WORK ITEM:
When you write out the listing, keep each word exactly as it stands but include none of its images.
'''
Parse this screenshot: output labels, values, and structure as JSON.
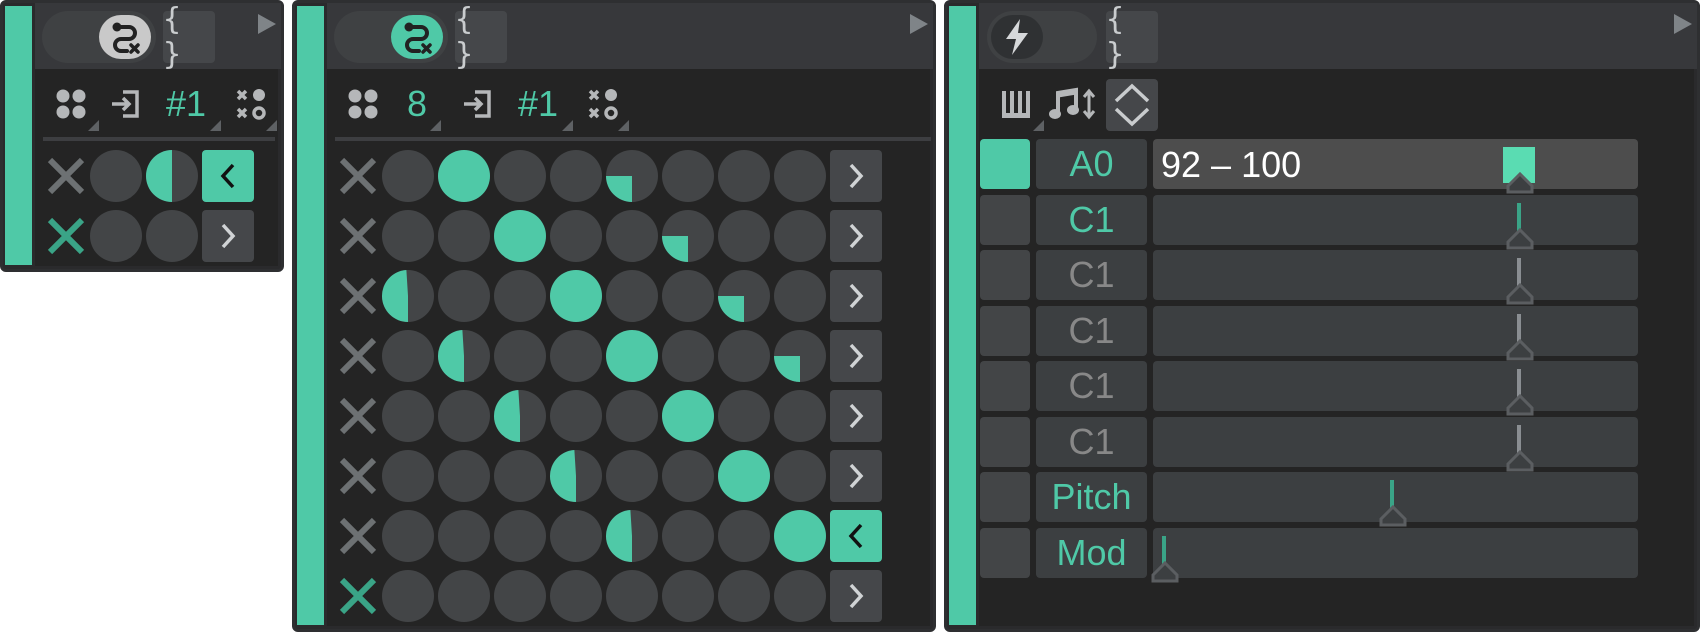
{
  "colors": {
    "accent": "#4fc9a7",
    "accent_dim": "#3aa487",
    "circle_off": "#434547",
    "text_muted": "#888888",
    "value_text": "#ffffff"
  },
  "panel1": {
    "header": {
      "toggle_icon": "route-x-icon",
      "toggle_state": "on",
      "brace_label": "{ }",
      "play_icon": "play-icon"
    },
    "toolbar": {
      "pattern_icon": "four-dots-icon",
      "input_icon": "input-arrow-icon",
      "channel_label": "#1",
      "mode_icon": "x-dot-grid-icon"
    },
    "grid": {
      "columns": 2,
      "rows": [
        {
          "mute": "inactive",
          "fills": [
            0,
            0.5
          ],
          "nav": "<",
          "nav_active": true
        },
        {
          "mute": "active",
          "fills": [
            0,
            0
          ],
          "nav": ">",
          "nav_active": false
        }
      ]
    }
  },
  "panel2": {
    "header": {
      "toggle_icon": "route-x-icon",
      "toggle_state": "on",
      "brace_label": "{ }",
      "play_icon": "play-icon"
    },
    "toolbar": {
      "pattern_icon": "four-dots-icon",
      "steps_label": "8",
      "input_icon": "input-arrow-icon",
      "channel_label": "#1",
      "mode_icon": "x-dot-grid-icon"
    },
    "grid": {
      "columns": 8,
      "rows": [
        {
          "mute": "inactive",
          "fills": [
            0,
            1,
            0,
            0,
            0.25,
            0,
            0,
            0
          ],
          "nav": ">",
          "nav_active": false
        },
        {
          "mute": "inactive",
          "fills": [
            0,
            0,
            1,
            0,
            0,
            0.25,
            0,
            0
          ],
          "nav": ">",
          "nav_active": false
        },
        {
          "mute": "inactive",
          "fills": [
            0.49,
            0,
            0,
            1,
            0,
            0,
            0.25,
            0
          ],
          "nav": ">",
          "nav_active": false
        },
        {
          "mute": "inactive",
          "fills": [
            0,
            0.49,
            0,
            0,
            1,
            0,
            0,
            0.25
          ],
          "nav": ">",
          "nav_active": false
        },
        {
          "mute": "inactive",
          "fills": [
            0,
            0,
            0.49,
            0,
            0,
            1,
            0,
            0
          ],
          "nav": ">",
          "nav_active": false
        },
        {
          "mute": "inactive",
          "fills": [
            0,
            0,
            0,
            0.49,
            0,
            0,
            1,
            0
          ],
          "nav": ">",
          "nav_active": false
        },
        {
          "mute": "inactive",
          "fills": [
            0,
            0,
            0,
            0,
            0.49,
            0,
            0,
            1
          ],
          "nav": "<",
          "nav_active": true
        },
        {
          "mute": "active",
          "fills": [
            0,
            0,
            0,
            0,
            0,
            0,
            0,
            0
          ],
          "nav": ">",
          "nav_active": false
        }
      ]
    }
  },
  "panel3": {
    "header": {
      "toggle_icon": "lightning-icon",
      "toggle_state": "off",
      "brace_label": "{ }",
      "play_icon": "play-icon"
    },
    "toolbar": {
      "keys_icon": "piano-keys-icon",
      "note_icon": "note-updown-icon",
      "stepper_icon": "chevron-up-down-icon"
    },
    "rows": [
      {
        "selected": true,
        "note": "A0",
        "note_style": "accent",
        "range_text": "92 – 100",
        "range_value": 0.78,
        "marker": "block",
        "marker_color": "accent"
      },
      {
        "selected": false,
        "note": "C1",
        "note_style": "accent",
        "range_text": "",
        "range_value": 0.78,
        "marker": "line",
        "marker_color": "accent"
      },
      {
        "selected": false,
        "note": "C1",
        "note_style": "muted",
        "range_text": "",
        "range_value": 0.78,
        "marker": "line",
        "marker_color": "muted"
      },
      {
        "selected": false,
        "note": "C1",
        "note_style": "muted",
        "range_text": "",
        "range_value": 0.78,
        "marker": "line",
        "marker_color": "muted"
      },
      {
        "selected": false,
        "note": "C1",
        "note_style": "muted",
        "range_text": "",
        "range_value": 0.78,
        "marker": "line",
        "marker_color": "muted"
      },
      {
        "selected": false,
        "note": "C1",
        "note_style": "muted",
        "range_text": "",
        "range_value": 0.78,
        "marker": "line",
        "marker_color": "muted"
      },
      {
        "selected": false,
        "note": "Pitch",
        "note_style": "accent",
        "range_text": "",
        "range_value": 0.5,
        "marker": "line",
        "marker_color": "accent"
      },
      {
        "selected": false,
        "note": "Mod",
        "note_style": "accent",
        "range_text": "",
        "range_value": 0.0,
        "marker": "line",
        "marker_color": "accent"
      }
    ]
  }
}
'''
WRITTEN SOLUTION:
Parse this screenshot: output labels, values, and structure as JSON.
{
  "colors": {
    "accent": "#4fc9a7",
    "accent_dim": "#3aa487",
    "circle_off": "#434547",
    "text_muted": "#888888",
    "value_text": "#ffffff"
  },
  "panel1": {
    "header": {
      "toggle_icon": "route-x-icon",
      "toggle_state": "on",
      "brace_label": "{ }",
      "play_icon": "play-icon"
    },
    "toolbar": {
      "pattern_icon": "four-dots-icon",
      "input_icon": "input-arrow-icon",
      "channel_label": "#1",
      "mode_icon": "x-dot-grid-icon"
    },
    "grid": {
      "columns": 2,
      "rows": [
        {
          "mute": "inactive",
          "fills": [
            0,
            0.5
          ],
          "nav": "<",
          "nav_active": true
        },
        {
          "mute": "active",
          "fills": [
            0,
            0
          ],
          "nav": ">",
          "nav_active": false
        }
      ]
    }
  },
  "panel2": {
    "header": {
      "toggle_icon": "route-x-icon",
      "toggle_state": "on",
      "brace_label": "{ }",
      "play_icon": "play-icon"
    },
    "toolbar": {
      "pattern_icon": "four-dots-icon",
      "steps_label": "8",
      "input_icon": "input-arrow-icon",
      "channel_label": "#1",
      "mode_icon": "x-dot-grid-icon"
    },
    "grid": {
      "columns": 8,
      "rows": [
        {
          "mute": "inactive",
          "fills": [
            0,
            1,
            0,
            0,
            0.25,
            0,
            0,
            0
          ],
          "nav": ">",
          "nav_active": false
        },
        {
          "mute": "inactive",
          "fills": [
            0,
            0,
            1,
            0,
            0,
            0.25,
            0,
            0
          ],
          "nav": ">",
          "nav_active": false
        },
        {
          "mute": "inactive",
          "fills": [
            0.49,
            0,
            0,
            1,
            0,
            0,
            0.25,
            0
          ],
          "nav": ">",
          "nav_active": false
        },
        {
          "mute": "inactive",
          "fills": [
            0,
            0.49,
            0,
            0,
            1,
            0,
            0,
            0.25
          ],
          "nav": ">",
          "nav_active": false
        },
        {
          "mute": "inactive",
          "fills": [
            0,
            0,
            0.49,
            0,
            0,
            1,
            0,
            0
          ],
          "nav": ">",
          "nav_active": false
        },
        {
          "mute": "inactive",
          "fills": [
            0,
            0,
            0,
            0.49,
            0,
            0,
            1,
            0
          ],
          "nav": ">",
          "nav_active": false
        },
        {
          "mute": "inactive",
          "fills": [
            0,
            0,
            0,
            0,
            0.49,
            0,
            0,
            1
          ],
          "nav": "<",
          "nav_active": true
        },
        {
          "mute": "active",
          "fills": [
            0,
            0,
            0,
            0,
            0,
            0,
            0,
            0
          ],
          "nav": ">",
          "nav_active": false
        }
      ]
    }
  },
  "panel3": {
    "header": {
      "toggle_icon": "lightning-icon",
      "toggle_state": "off",
      "brace_label": "{ }",
      "play_icon": "play-icon"
    },
    "toolbar": {
      "keys_icon": "piano-keys-icon",
      "note_icon": "note-updown-icon",
      "stepper_icon": "chevron-up-down-icon"
    },
    "rows": [
      {
        "selected": true,
        "note": "A0",
        "note_style": "accent",
        "range_text": "92 – 100",
        "range_value": 0.78,
        "marker": "block",
        "marker_color": "accent"
      },
      {
        "selected": false,
        "note": "C1",
        "note_style": "accent",
        "range_text": "",
        "range_value": 0.78,
        "marker": "line",
        "marker_color": "accent"
      },
      {
        "selected": false,
        "note": "C1",
        "note_style": "muted",
        "range_text": "",
        "range_value": 0.78,
        "marker": "line",
        "marker_color": "muted"
      },
      {
        "selected": false,
        "note": "C1",
        "note_style": "muted",
        "range_text": "",
        "range_value": 0.78,
        "marker": "line",
        "marker_color": "muted"
      },
      {
        "selected": false,
        "note": "C1",
        "note_style": "muted",
        "range_text": "",
        "range_value": 0.78,
        "marker": "line",
        "marker_color": "muted"
      },
      {
        "selected": false,
        "note": "C1",
        "note_style": "muted",
        "range_text": "",
        "range_value": 0.78,
        "marker": "line",
        "marker_color": "muted"
      },
      {
        "selected": false,
        "note": "Pitch",
        "note_style": "accent",
        "range_text": "",
        "range_value": 0.5,
        "marker": "line",
        "marker_color": "accent"
      },
      {
        "selected": false,
        "note": "Mod",
        "note_style": "accent",
        "range_text": "",
        "range_value": 0.0,
        "marker": "line",
        "marker_color": "accent"
      }
    ]
  }
}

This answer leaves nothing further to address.